“Conscious uncoupling” is the term Gwyneth Paltrow and Chris Martin chose to describe their recent decision to end their marriage. Their use of the term unleashed a tidal wave of snark, particularly on the web. Critics find it entirely too precious. They seem certain that beneath it must lurk simmering resentments and insincerity.
Still, I have to wonder, what’s so wrong about choosing one’s words carefully at a time when it has to be tempting to sling mud? Couldn’t there be anger and disappointment and a sincere effort to take the high road, especially when you’re talking about your breakup to other people? (In this couple’s case, about 7 billion other people?) And what is so offensive about trying to break up … well, nicely?

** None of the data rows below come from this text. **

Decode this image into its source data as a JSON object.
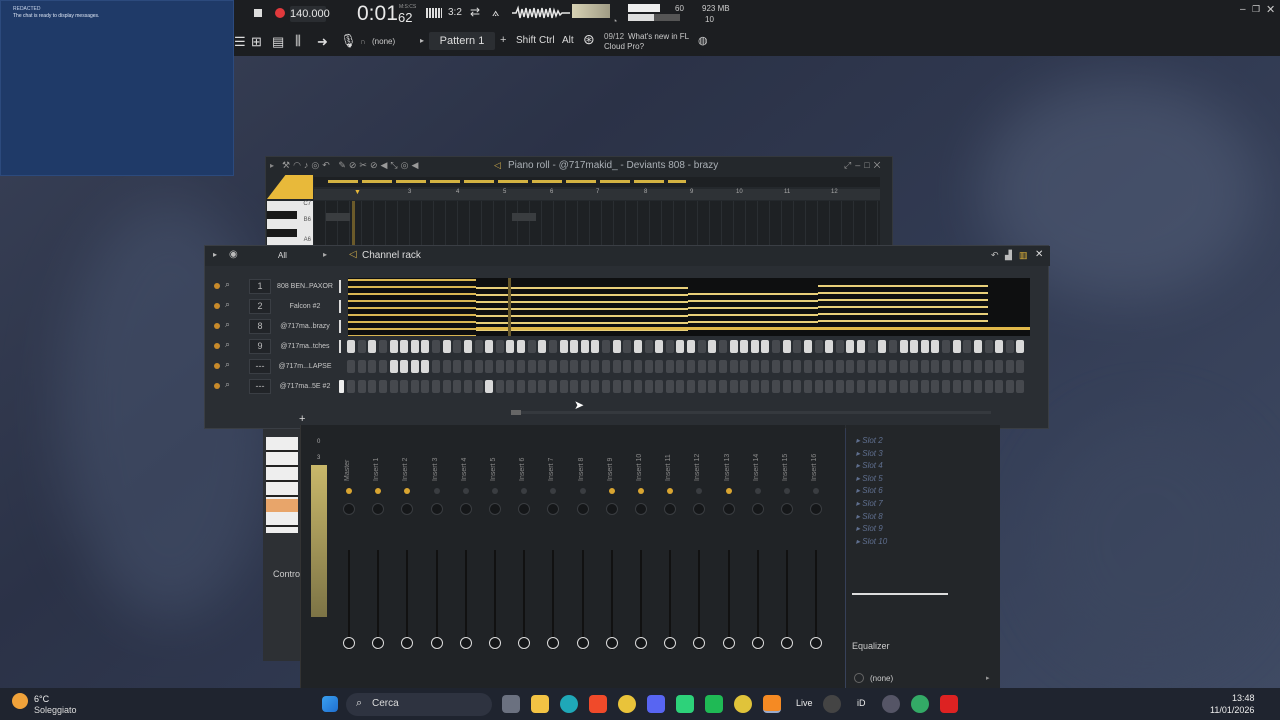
{
  "chat": {
    "title": "REDACTED",
    "message": "The chat is ready to display messages."
  },
  "toolbar": {
    "tempo": "140.000",
    "time": "0:01",
    "time_small": "62",
    "time_mode": "M:S:CS",
    "time_sig": "3:2",
    "cpu": "60",
    "memory": "923 MB",
    "voices": "10",
    "pattern": "Pattern 1",
    "mic_input": "(none)",
    "shift": "Shift",
    "ctrl": "Ctrl",
    "alt": "Alt",
    "news_date": "09/12",
    "news_text": "What's new in FL",
    "news_text2": "Cloud Pro?"
  },
  "piano_roll": {
    "title": "Piano roll - @717makid_ - Deviants 808 - brazy",
    "bars": [
      "3",
      "4",
      "5",
      "6",
      "7",
      "8",
      "9",
      "10",
      "11",
      "12"
    ],
    "key_labels": [
      "C7",
      "B6",
      "A6"
    ]
  },
  "channel_rack": {
    "title": "Channel rack",
    "filter": "All",
    "channels": [
      {
        "num": "1",
        "name": "808 BEN..PAXOR"
      },
      {
        "num": "2",
        "name": "Falcon #2"
      },
      {
        "num": "8",
        "name": "@717ma..brazy"
      },
      {
        "num": "9",
        "name": "@717ma..tches"
      },
      {
        "num": "---",
        "name": "@717m...LAPSE"
      },
      {
        "num": "---",
        "name": "@717ma..5E #2"
      }
    ]
  },
  "mixer": {
    "strips": [
      "Master",
      "Insert 1",
      "Insert 2",
      "Insert 3",
      "Insert 4",
      "Insert 5",
      "Insert 6",
      "Insert 7",
      "Insert 8",
      "Insert 9",
      "Insert 10",
      "Insert 11",
      "Insert 12",
      "Insert 13",
      "Insert 14",
      "Insert 15",
      "Insert 16"
    ],
    "left_labels": [
      "0",
      "3"
    ],
    "control_label": "Contro",
    "slots": [
      "Slot 2",
      "Slot 3",
      "Slot 4",
      "Slot 5",
      "Slot 6",
      "Slot 7",
      "Slot 8",
      "Slot 9",
      "Slot 10"
    ],
    "eq_label": "Equalizer",
    "output": "(none)"
  },
  "taskbar": {
    "temp": "6°C",
    "weather": "Soleggiato",
    "search": "Cerca",
    "time": "13:48",
    "date": "11/01/2026",
    "live": "Live",
    "id": "iD"
  }
}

A little digging also reveals that the term “conscious uncoupling” is not something the couple made up. It was originally coined by a psychotherapist named Katherine Woodward Thomas, who teaches the skills in a free online course. Her goal is to help people end relationships in a way that doesn’t turn them into the walking wounded for the next five years. For my money (or not, since the course is free), that sounds better than the alternative, and worth the risk of a little Internet scorn.

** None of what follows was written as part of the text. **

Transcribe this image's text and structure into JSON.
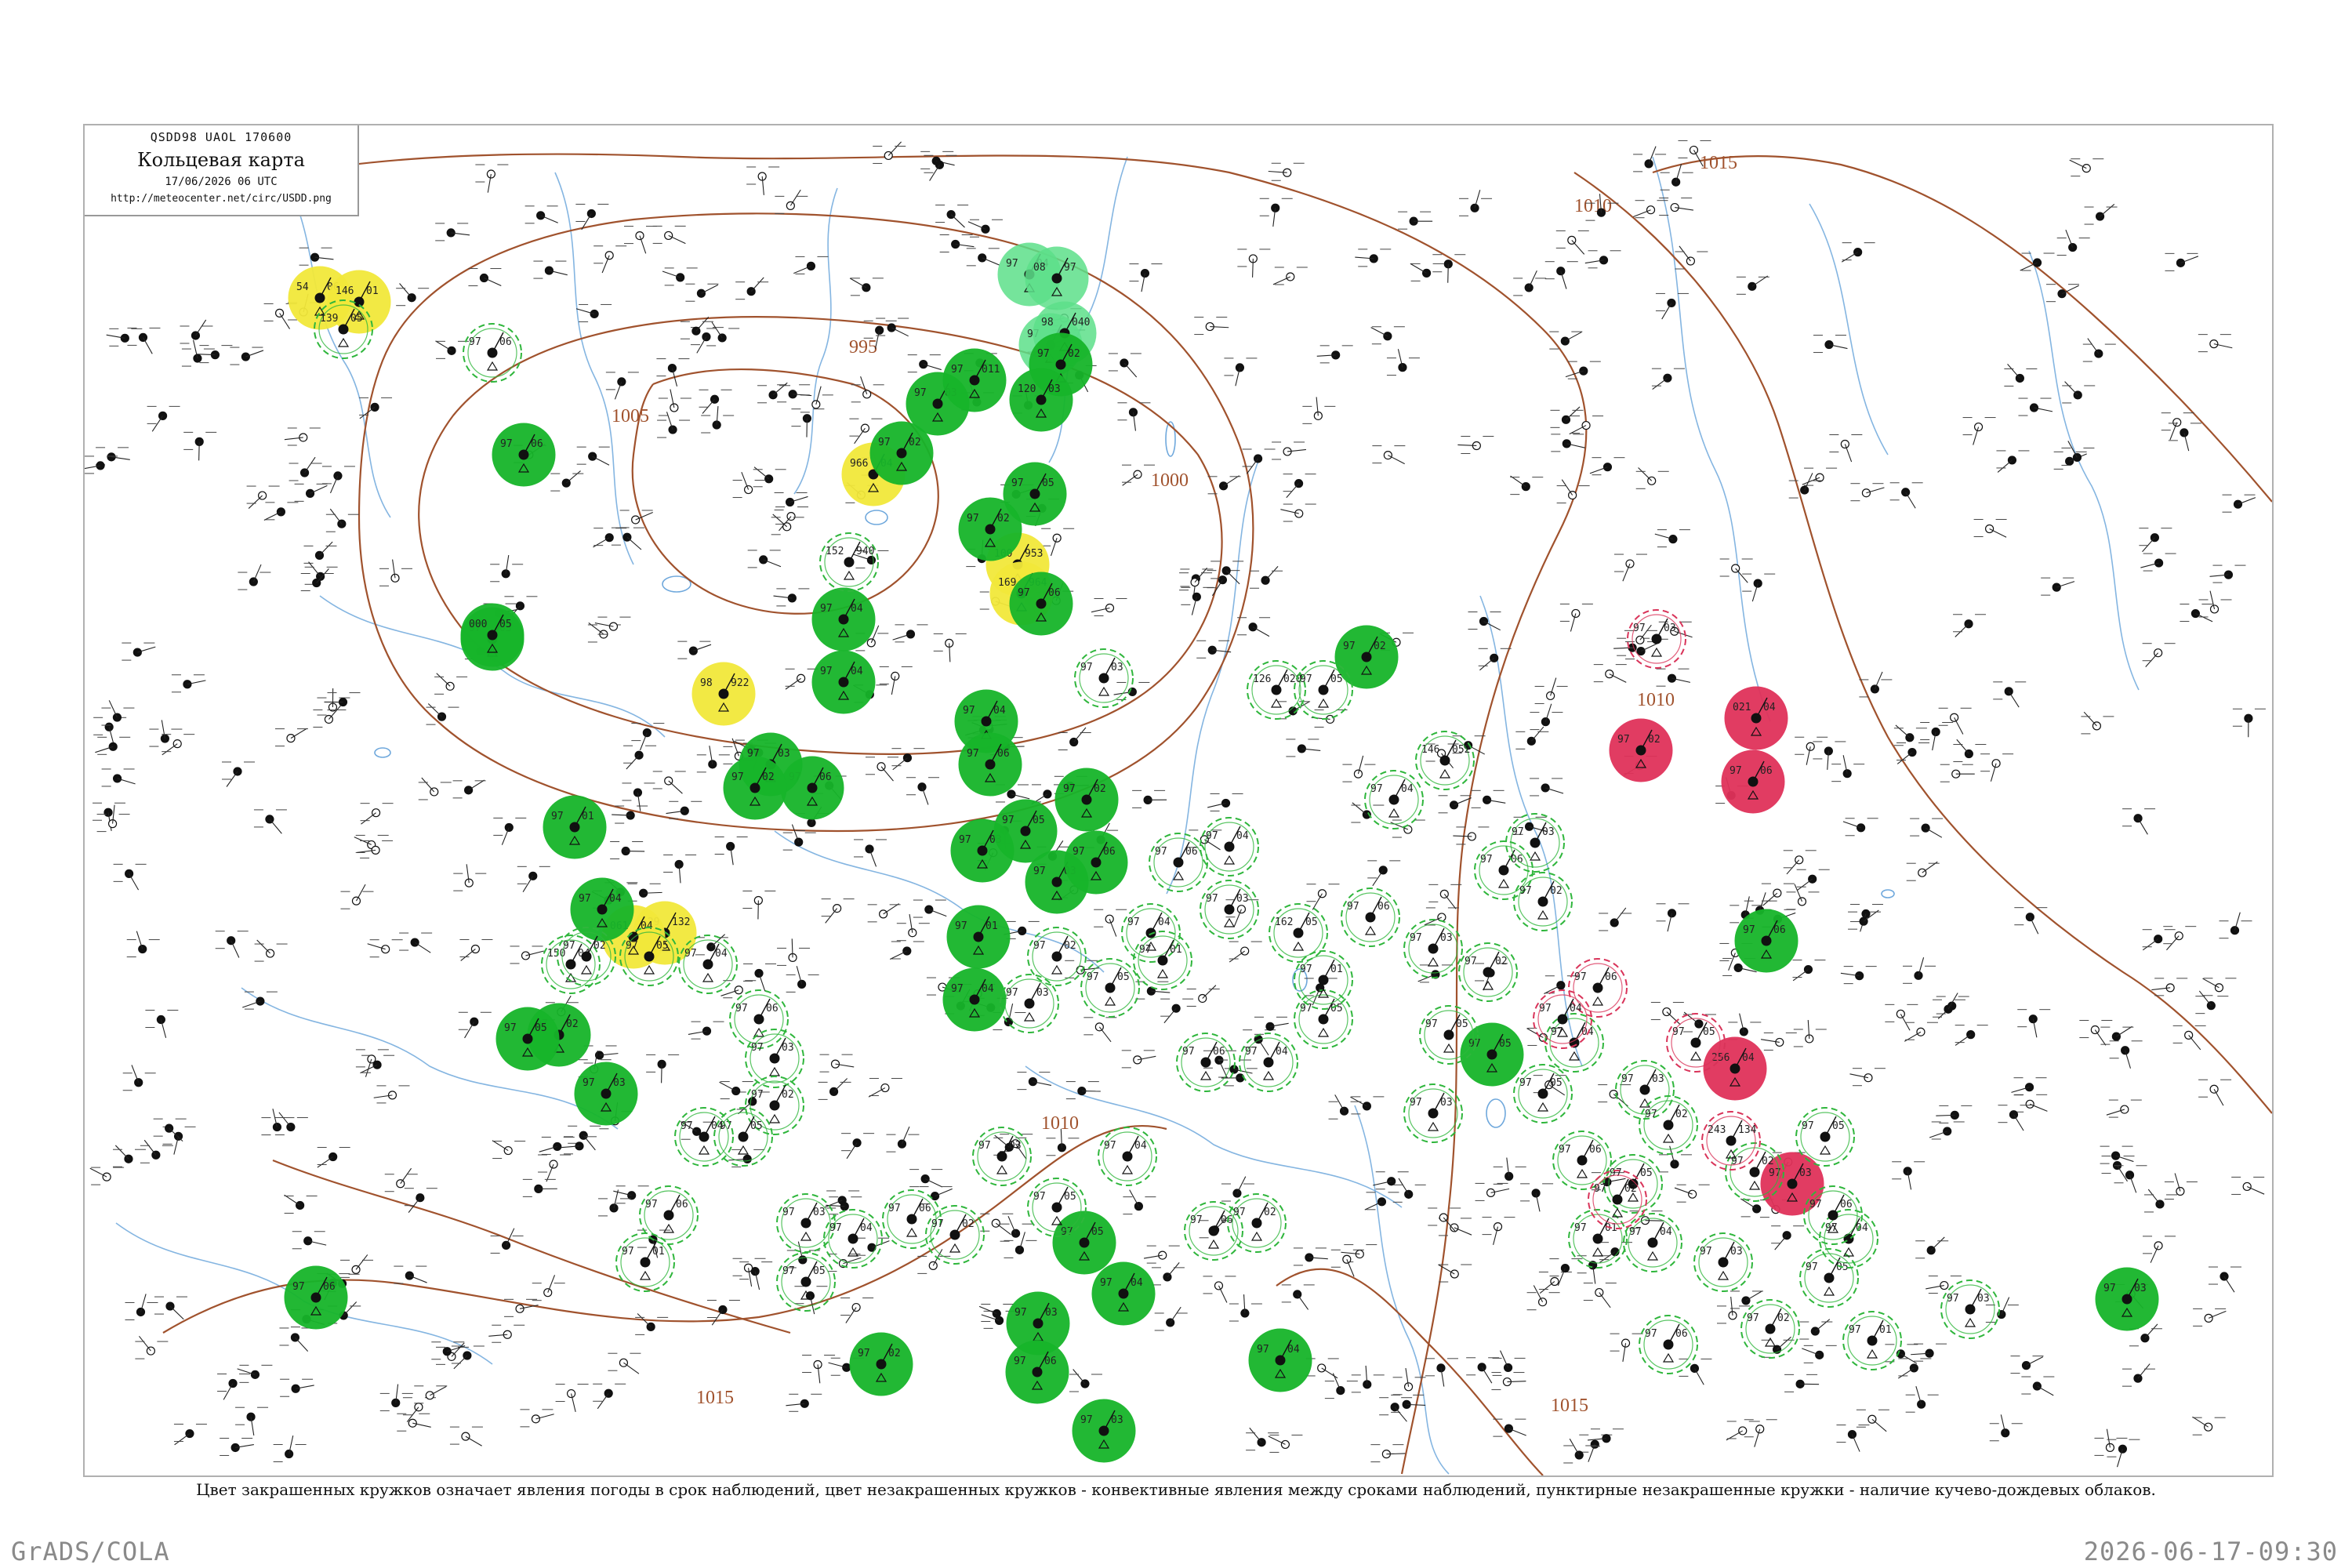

TELL US: What do you think about conscious uncoupling? Have you seen it happen? (Perhaps by another name?) We’d love to hear your stories below.
Courtney Helgoe is an Experience Life senior editor.